Source records:
+---+
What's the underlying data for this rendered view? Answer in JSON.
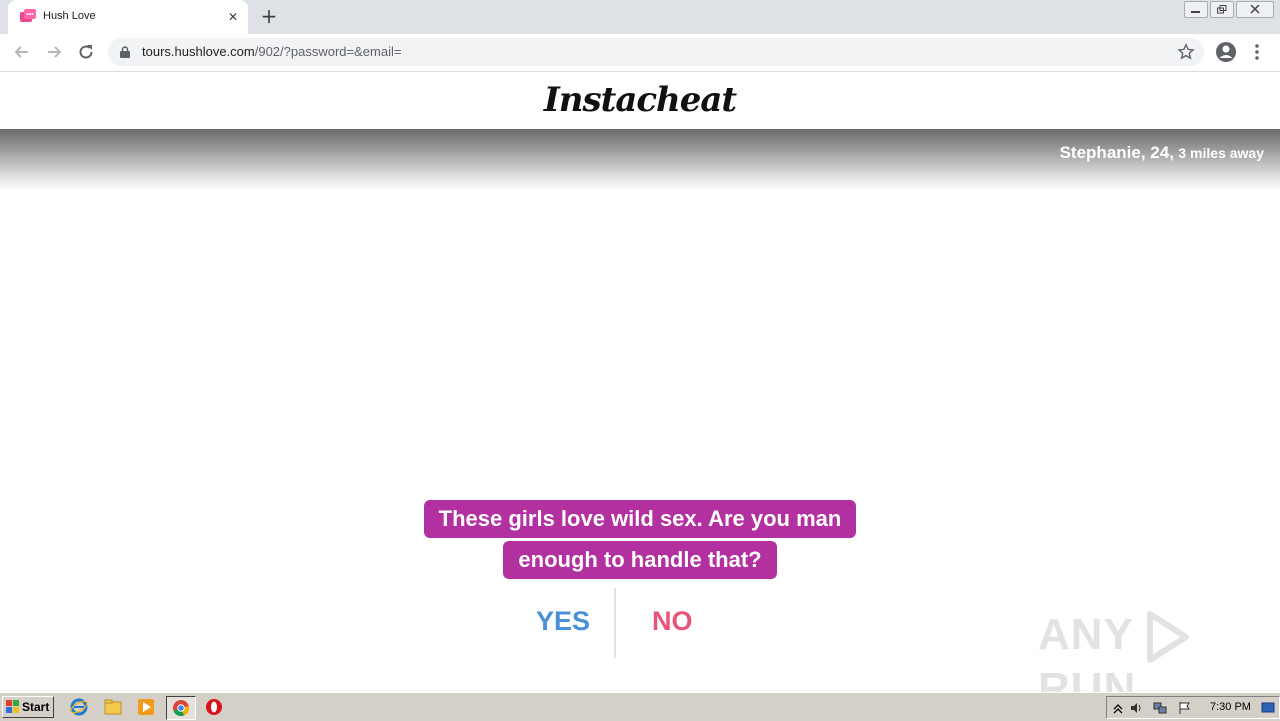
{
  "browser": {
    "tab_title": "Hush Love",
    "tab_close": "✕",
    "new_tab": "+",
    "url_host": "tours.hushlove.com",
    "url_rest": "/902/?password=&email="
  },
  "page": {
    "logo": "Instacheat",
    "profile_name": "Stephanie, 24,",
    "profile_distance": "3 miles away",
    "question_line1": "These girls love wild sex. Are you man",
    "question_line2": "enough to handle that?",
    "answer_yes": "YES",
    "answer_no": "NO",
    "watermark_left": "ANY",
    "watermark_right": "RUN"
  },
  "taskbar": {
    "start_label": "Start",
    "clock": "7:30 PM"
  },
  "colors": {
    "bubble": "#b2309f",
    "yes": "#4a90d9",
    "no": "#e8557a"
  },
  "icons": [
    "favicon-icon",
    "close-icon",
    "plus-icon",
    "minimize-icon",
    "restore-icon",
    "window-close-icon",
    "back-arrow-icon",
    "forward-arrow-icon",
    "reload-icon",
    "lock-icon",
    "star-icon",
    "account-icon",
    "more-vert-icon",
    "play-icon",
    "windows-flag-icon",
    "ie-icon",
    "folder-icon",
    "media-player-icon",
    "chrome-icon",
    "opera-icon",
    "arrow-up-icon",
    "speaker-icon",
    "network-icon",
    "flag-icon",
    "monitor-icon"
  ]
}
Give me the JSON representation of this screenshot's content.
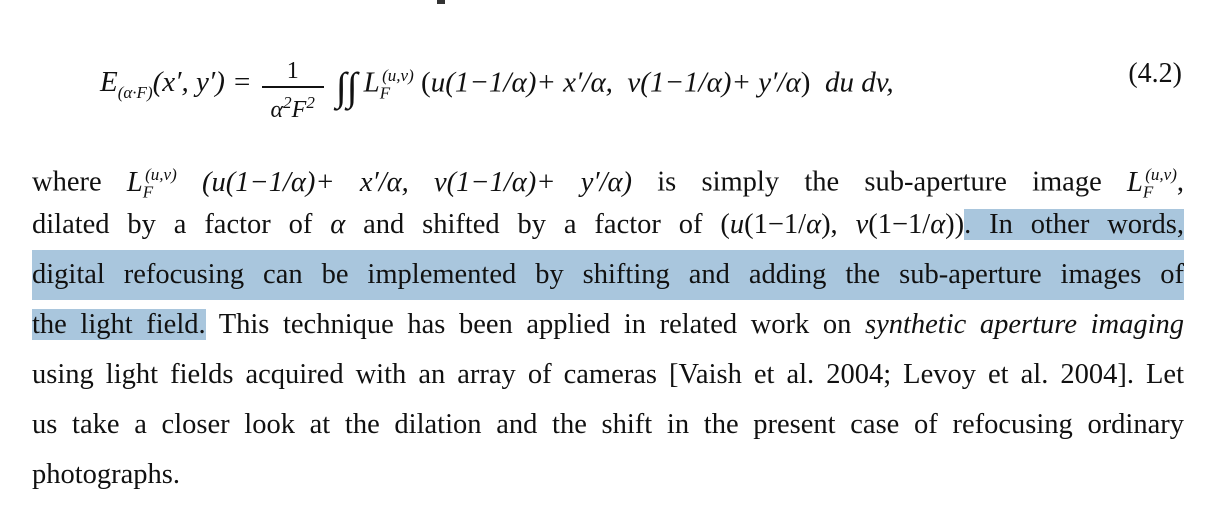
{
  "equation": {
    "lhs": "E(α·F)(x′, y′) =",
    "fraction_numerator": "1",
    "fraction_denominator": "α²F²",
    "integral": "∬",
    "rhs": "L_F^(u,v) (u(1−1/α)+ x′/α, v(1−1/α)+ y′/α) du dv,",
    "number": "(4.2)"
  },
  "paragraph": {
    "line1": "where L_F^(u,v) (u(1−1/α)+ x′/α, v(1−1/α)+ y′/α) is simply the sub-aperture image L_F^(u,v),",
    "line2_plain": "dilated by a factor of α and shifted by a factor of (u(1−1/α), v(1−1/α))",
    "line2_highlight": ". In other words,",
    "line3_highlight": "digital refocusing can be implemented by shifting and adding the sub-aperture images of",
    "line4_highlight": "the light field.",
    "line4_plain": " This technique has been applied in related work on",
    "line4_emphasis": "synthetic aperture imaging",
    "line5": "using light fields acquired with an array of cameras [Vaish et al. 2004; Levoy et al. 2004]. Let",
    "line6": "us take a closer look at the dilation and the shift in the present case of refocusing ordinary",
    "line7": "photographs."
  },
  "colors": {
    "highlight": "#a9c6dd",
    "text": "#111111",
    "background": "#ffffff"
  }
}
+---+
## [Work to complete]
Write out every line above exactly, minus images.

## [Solution to this exercise]
What's the underlying data for this rendered view? Answer in JSON.
{
  "browser": {
    "tab_title": "Hush Love",
    "tab_close": "✕",
    "new_tab": "+",
    "url_host": "tours.hushlove.com",
    "url_rest": "/902/?password=&email="
  },
  "page": {
    "logo": "Instacheat",
    "profile_name": "Stephanie, 24,",
    "profile_distance": "3 miles away",
    "question_line1": "These girls love wild sex. Are you man",
    "question_line2": "enough to handle that?",
    "answer_yes": "YES",
    "answer_no": "NO",
    "watermark_left": "ANY",
    "watermark_right": "RUN"
  },
  "taskbar": {
    "start_label": "Start",
    "clock": "7:30 PM"
  },
  "colors": {
    "bubble": "#b2309f",
    "yes": "#4a90d9",
    "no": "#e8557a"
  },
  "icons": [
    "favicon-icon",
    "close-icon",
    "plus-icon",
    "minimize-icon",
    "restore-icon",
    "window-close-icon",
    "back-arrow-icon",
    "forward-arrow-icon",
    "reload-icon",
    "lock-icon",
    "star-icon",
    "account-icon",
    "more-vert-icon",
    "play-icon",
    "windows-flag-icon",
    "ie-icon",
    "folder-icon",
    "media-player-icon",
    "chrome-icon",
    "opera-icon",
    "arrow-up-icon",
    "speaker-icon",
    "network-icon",
    "flag-icon",
    "monitor-icon"
  ]
}
Give me the JSON representation of this screenshot's content.
{
  "equation": {
    "lhs": "E(α·F)(x′, y′) =",
    "fraction_numerator": "1",
    "fraction_denominator": "α²F²",
    "integral": "∬",
    "rhs": "L_F^(u,v) (u(1−1/α)+ x′/α, v(1−1/α)+ y′/α) du dv,",
    "number": "(4.2)"
  },
  "paragraph": {
    "line1": "where L_F^(u,v) (u(1−1/α)+ x′/α, v(1−1/α)+ y′/α) is simply the sub-aperture image L_F^(u,v),",
    "line2_plain": "dilated by a factor of α and shifted by a factor of (u(1−1/α), v(1−1/α))",
    "line2_highlight": ". In other words,",
    "line3_highlight": "digital refocusing can be implemented by shifting and adding the sub-aperture images of",
    "line4_highlight": "the light field.",
    "line4_plain": " This technique has been applied in related work on",
    "line4_emphasis": "synthetic aperture imaging",
    "line5": "using light fields acquired with an array of cameras [Vaish et al. 2004; Levoy et al. 2004]. Let",
    "line6": "us take a closer look at the dilation and the shift in the present case of refocusing ordinary",
    "line7": "photographs."
  },
  "colors": {
    "highlight": "#a9c6dd",
    "text": "#111111",
    "background": "#ffffff"
  }
}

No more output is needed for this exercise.